§ DESCRIPTION OF THE TASK: Write all of the lines below out again, exactly as they stand.

§ INPUT:
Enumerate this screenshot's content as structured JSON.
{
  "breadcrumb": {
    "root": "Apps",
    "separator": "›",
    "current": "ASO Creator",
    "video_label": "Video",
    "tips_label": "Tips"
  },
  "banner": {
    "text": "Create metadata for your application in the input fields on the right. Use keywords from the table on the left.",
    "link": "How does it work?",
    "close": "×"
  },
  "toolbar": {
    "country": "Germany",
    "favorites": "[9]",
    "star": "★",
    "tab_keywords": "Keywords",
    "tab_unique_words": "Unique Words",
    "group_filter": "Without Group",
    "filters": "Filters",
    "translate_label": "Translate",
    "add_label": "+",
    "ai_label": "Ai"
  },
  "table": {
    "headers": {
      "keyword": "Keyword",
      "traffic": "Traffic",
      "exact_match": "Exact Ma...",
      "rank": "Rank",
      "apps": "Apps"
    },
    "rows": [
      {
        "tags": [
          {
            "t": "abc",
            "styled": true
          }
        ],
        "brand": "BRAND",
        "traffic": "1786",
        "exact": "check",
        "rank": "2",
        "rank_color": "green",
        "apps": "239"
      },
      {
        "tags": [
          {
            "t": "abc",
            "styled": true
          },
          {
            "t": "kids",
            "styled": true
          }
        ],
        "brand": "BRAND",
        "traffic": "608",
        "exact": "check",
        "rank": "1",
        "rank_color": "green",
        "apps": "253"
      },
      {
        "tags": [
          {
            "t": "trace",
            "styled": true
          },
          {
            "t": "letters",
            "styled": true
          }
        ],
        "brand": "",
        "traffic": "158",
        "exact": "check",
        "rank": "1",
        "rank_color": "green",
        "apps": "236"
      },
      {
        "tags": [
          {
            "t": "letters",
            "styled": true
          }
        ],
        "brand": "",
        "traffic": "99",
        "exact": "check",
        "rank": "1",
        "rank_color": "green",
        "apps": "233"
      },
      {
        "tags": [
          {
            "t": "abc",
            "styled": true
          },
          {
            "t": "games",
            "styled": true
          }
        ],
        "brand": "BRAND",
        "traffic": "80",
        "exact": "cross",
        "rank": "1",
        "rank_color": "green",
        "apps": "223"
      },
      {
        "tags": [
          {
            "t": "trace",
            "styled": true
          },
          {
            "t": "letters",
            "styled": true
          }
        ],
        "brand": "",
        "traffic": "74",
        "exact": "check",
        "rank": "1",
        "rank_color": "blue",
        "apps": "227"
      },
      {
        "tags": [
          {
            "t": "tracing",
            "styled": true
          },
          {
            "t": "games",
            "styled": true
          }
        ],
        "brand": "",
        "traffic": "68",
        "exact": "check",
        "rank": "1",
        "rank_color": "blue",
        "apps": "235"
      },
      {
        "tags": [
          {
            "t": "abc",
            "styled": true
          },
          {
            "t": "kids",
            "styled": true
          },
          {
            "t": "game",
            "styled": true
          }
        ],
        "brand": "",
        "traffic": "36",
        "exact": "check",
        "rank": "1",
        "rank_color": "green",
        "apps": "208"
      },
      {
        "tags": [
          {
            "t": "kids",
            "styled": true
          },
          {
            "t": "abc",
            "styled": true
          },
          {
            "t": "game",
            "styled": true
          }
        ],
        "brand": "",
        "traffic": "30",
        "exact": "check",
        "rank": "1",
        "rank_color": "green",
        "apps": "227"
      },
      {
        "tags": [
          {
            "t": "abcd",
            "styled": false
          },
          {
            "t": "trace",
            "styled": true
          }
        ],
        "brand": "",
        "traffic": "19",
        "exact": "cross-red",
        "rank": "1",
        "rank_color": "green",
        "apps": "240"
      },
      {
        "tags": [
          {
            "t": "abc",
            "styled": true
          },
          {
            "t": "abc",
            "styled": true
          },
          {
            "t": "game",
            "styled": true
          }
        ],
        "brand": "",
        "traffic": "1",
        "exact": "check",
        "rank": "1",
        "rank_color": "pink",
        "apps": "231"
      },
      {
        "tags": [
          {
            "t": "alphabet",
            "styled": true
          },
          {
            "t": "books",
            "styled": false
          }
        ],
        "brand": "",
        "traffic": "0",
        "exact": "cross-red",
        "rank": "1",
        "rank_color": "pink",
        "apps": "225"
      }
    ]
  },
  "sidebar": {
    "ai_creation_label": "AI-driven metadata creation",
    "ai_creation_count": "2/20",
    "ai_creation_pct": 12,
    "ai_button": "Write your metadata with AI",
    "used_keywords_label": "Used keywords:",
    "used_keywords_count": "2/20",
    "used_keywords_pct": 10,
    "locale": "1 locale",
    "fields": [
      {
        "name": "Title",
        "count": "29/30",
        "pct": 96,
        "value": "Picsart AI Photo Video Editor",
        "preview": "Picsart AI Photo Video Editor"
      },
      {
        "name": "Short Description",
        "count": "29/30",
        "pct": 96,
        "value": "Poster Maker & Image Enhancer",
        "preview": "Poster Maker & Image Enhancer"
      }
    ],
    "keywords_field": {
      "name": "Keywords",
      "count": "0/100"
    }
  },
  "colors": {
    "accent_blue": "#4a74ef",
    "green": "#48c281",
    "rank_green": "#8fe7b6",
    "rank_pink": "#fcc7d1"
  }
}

§ EXERCISE ANSWER:
Enumerate this screenshot's content as structured JSON.
{
  "breadcrumb": {
    "root": "Apps",
    "separator": "›",
    "current": "ASO Creator",
    "video_label": "Video",
    "tips_label": "Tips"
  },
  "banner": {
    "text": "Create metadata for your application in the input fields on the right. Use keywords from the table on the left.",
    "link": "How does it work?",
    "close": "×"
  },
  "toolbar": {
    "country": "Germany",
    "favorites": "[9]",
    "star": "★",
    "tab_keywords": "Keywords",
    "tab_unique_words": "Unique Words",
    "group_filter": "Without Group",
    "filters": "Filters",
    "translate_label": "Translate",
    "add_label": "+",
    "ai_label": "Ai"
  },
  "table": {
    "headers": {
      "keyword": "Keyword",
      "traffic": "Traffic",
      "exact_match": "Exact Ma...",
      "rank": "Rank",
      "apps": "Apps"
    },
    "rows": [
      {
        "tags": [
          {
            "t": "abc",
            "styled": true
          }
        ],
        "brand": "BRAND",
        "traffic": "1786",
        "exact": "check",
        "rank": "2",
        "rank_color": "green",
        "apps": "239"
      },
      {
        "tags": [
          {
            "t": "abc",
            "styled": true
          },
          {
            "t": "kids",
            "styled": true
          }
        ],
        "brand": "BRAND",
        "traffic": "608",
        "exact": "check",
        "rank": "1",
        "rank_color": "green",
        "apps": "253"
      },
      {
        "tags": [
          {
            "t": "trace",
            "styled": true
          },
          {
            "t": "letters",
            "styled": true
          }
        ],
        "brand": "",
        "traffic": "158",
        "exact": "check",
        "rank": "1",
        "rank_color": "green",
        "apps": "236"
      },
      {
        "tags": [
          {
            "t": "letters",
            "styled": true
          }
        ],
        "brand": "",
        "traffic": "99",
        "exact": "check",
        "rank": "1",
        "rank_color": "green",
        "apps": "233"
      },
      {
        "tags": [
          {
            "t": "abc",
            "styled": true
          },
          {
            "t": "games",
            "styled": true
          }
        ],
        "brand": "BRAND",
        "traffic": "80",
        "exact": "cross",
        "rank": "1",
        "rank_color": "green",
        "apps": "223"
      },
      {
        "tags": [
          {
            "t": "trace",
            "styled": true
          },
          {
            "t": "letters",
            "styled": true
          }
        ],
        "brand": "",
        "traffic": "74",
        "exact": "check",
        "rank": "1",
        "rank_color": "blue",
        "apps": "227"
      },
      {
        "tags": [
          {
            "t": "tracing",
            "styled": true
          },
          {
            "t": "games",
            "styled": true
          }
        ],
        "brand": "",
        "traffic": "68",
        "exact": "check",
        "rank": "1",
        "rank_color": "blue",
        "apps": "235"
      },
      {
        "tags": [
          {
            "t": "abc",
            "styled": true
          },
          {
            "t": "kids",
            "styled": true
          },
          {
            "t": "game",
            "styled": true
          }
        ],
        "brand": "",
        "traffic": "36",
        "exact": "check",
        "rank": "1",
        "rank_color": "green",
        "apps": "208"
      },
      {
        "tags": [
          {
            "t": "kids",
            "styled": true
          },
          {
            "t": "abc",
            "styled": true
          },
          {
            "t": "game",
            "styled": true
          }
        ],
        "brand": "",
        "traffic": "30",
        "exact": "check",
        "rank": "1",
        "rank_color": "green",
        "apps": "227"
      },
      {
        "tags": [
          {
            "t": "abcd",
            "styled": false
          },
          {
            "t": "trace",
            "styled": true
          }
        ],
        "brand": "",
        "traffic": "19",
        "exact": "cross-red",
        "rank": "1",
        "rank_color": "green",
        "apps": "240"
      },
      {
        "tags": [
          {
            "t": "abc",
            "styled": true
          },
          {
            "t": "abc",
            "styled": true
          },
          {
            "t": "game",
            "styled": true
          }
        ],
        "brand": "",
        "traffic": "1",
        "exact": "check",
        "rank": "1",
        "rank_color": "pink",
        "apps": "231"
      },
      {
        "tags": [
          {
            "t": "alphabet",
            "styled": true
          },
          {
            "t": "books",
            "styled": false
          }
        ],
        "brand": "",
        "traffic": "0",
        "exact": "cross-red",
        "rank": "1",
        "rank_color": "pink",
        "apps": "225"
      }
    ]
  },
  "sidebar": {
    "ai_creation_label": "AI-driven metadata creation",
    "ai_creation_count": "2/20",
    "ai_creation_pct": 12,
    "ai_button": "Write your metadata with AI",
    "used_keywords_label": "Used keywords:",
    "used_keywords_count": "2/20",
    "used_keywords_pct": 10,
    "locale": "1 locale",
    "fields": [
      {
        "name": "Title",
        "count": "29/30",
        "pct": 96,
        "value": "Picsart AI Photo Video Editor",
        "preview": "Picsart AI Photo Video Editor"
      },
      {
        "name": "Short Description",
        "count": "29/30",
        "pct": 96,
        "value": "Poster Maker & Image Enhancer",
        "preview": "Poster Maker & Image Enhancer"
      }
    ],
    "keywords_field": {
      "name": "Keywords",
      "count": "0/100"
    }
  },
  "colors": {
    "accent_blue": "#4a74ef",
    "green": "#48c281",
    "rank_green": "#8fe7b6",
    "rank_pink": "#fcc7d1"
  }
}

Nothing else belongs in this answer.